> Task instructions: Write out the records once more, exactly as given.

> Source data:

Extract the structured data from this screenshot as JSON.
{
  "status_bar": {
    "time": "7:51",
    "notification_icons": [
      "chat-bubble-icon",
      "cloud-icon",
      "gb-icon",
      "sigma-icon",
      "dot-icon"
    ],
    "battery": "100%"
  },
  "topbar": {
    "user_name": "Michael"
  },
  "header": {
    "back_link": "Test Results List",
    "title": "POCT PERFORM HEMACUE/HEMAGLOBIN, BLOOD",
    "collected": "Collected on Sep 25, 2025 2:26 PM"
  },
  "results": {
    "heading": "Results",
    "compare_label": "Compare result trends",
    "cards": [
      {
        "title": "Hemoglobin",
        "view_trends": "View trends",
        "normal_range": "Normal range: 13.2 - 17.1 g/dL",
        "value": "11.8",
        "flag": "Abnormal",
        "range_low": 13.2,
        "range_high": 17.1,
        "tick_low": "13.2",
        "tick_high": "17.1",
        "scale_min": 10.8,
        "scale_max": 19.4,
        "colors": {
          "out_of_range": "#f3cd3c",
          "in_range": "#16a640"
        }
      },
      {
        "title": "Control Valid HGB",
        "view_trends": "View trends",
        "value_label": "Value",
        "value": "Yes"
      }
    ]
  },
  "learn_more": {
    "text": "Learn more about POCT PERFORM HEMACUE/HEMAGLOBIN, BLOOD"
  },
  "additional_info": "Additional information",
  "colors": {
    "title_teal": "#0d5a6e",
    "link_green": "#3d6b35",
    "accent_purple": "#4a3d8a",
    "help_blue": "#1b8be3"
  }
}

> Answer for this exercise:
Extract the structured data from this screenshot as JSON.
{
  "status_bar": {
    "time": "7:51",
    "notification_icons": [
      "chat-bubble-icon",
      "cloud-icon",
      "gb-icon",
      "sigma-icon",
      "dot-icon"
    ],
    "battery": "100%"
  },
  "topbar": {
    "user_name": "Michael"
  },
  "header": {
    "back_link": "Test Results List",
    "title": "POCT PERFORM HEMACUE/HEMAGLOBIN, BLOOD",
    "collected": "Collected on Sep 25, 2025 2:26 PM"
  },
  "results": {
    "heading": "Results",
    "compare_label": "Compare result trends",
    "cards": [
      {
        "title": "Hemoglobin",
        "view_trends": "View trends",
        "normal_range": "Normal range: 13.2 - 17.1 g/dL",
        "value": "11.8",
        "flag": "Abnormal",
        "range_low": 13.2,
        "range_high": 17.1,
        "tick_low": "13.2",
        "tick_high": "17.1",
        "scale_min": 10.8,
        "scale_max": 19.4,
        "colors": {
          "out_of_range": "#f3cd3c",
          "in_range": "#16a640"
        }
      },
      {
        "title": "Control Valid HGB",
        "view_trends": "View trends",
        "value_label": "Value",
        "value": "Yes"
      }
    ]
  },
  "learn_more": {
    "text": "Learn more about POCT PERFORM HEMACUE/HEMAGLOBIN, BLOOD"
  },
  "additional_info": "Additional information",
  "colors": {
    "title_teal": "#0d5a6e",
    "link_green": "#3d6b35",
    "accent_purple": "#4a3d8a",
    "help_blue": "#1b8be3"
  }
}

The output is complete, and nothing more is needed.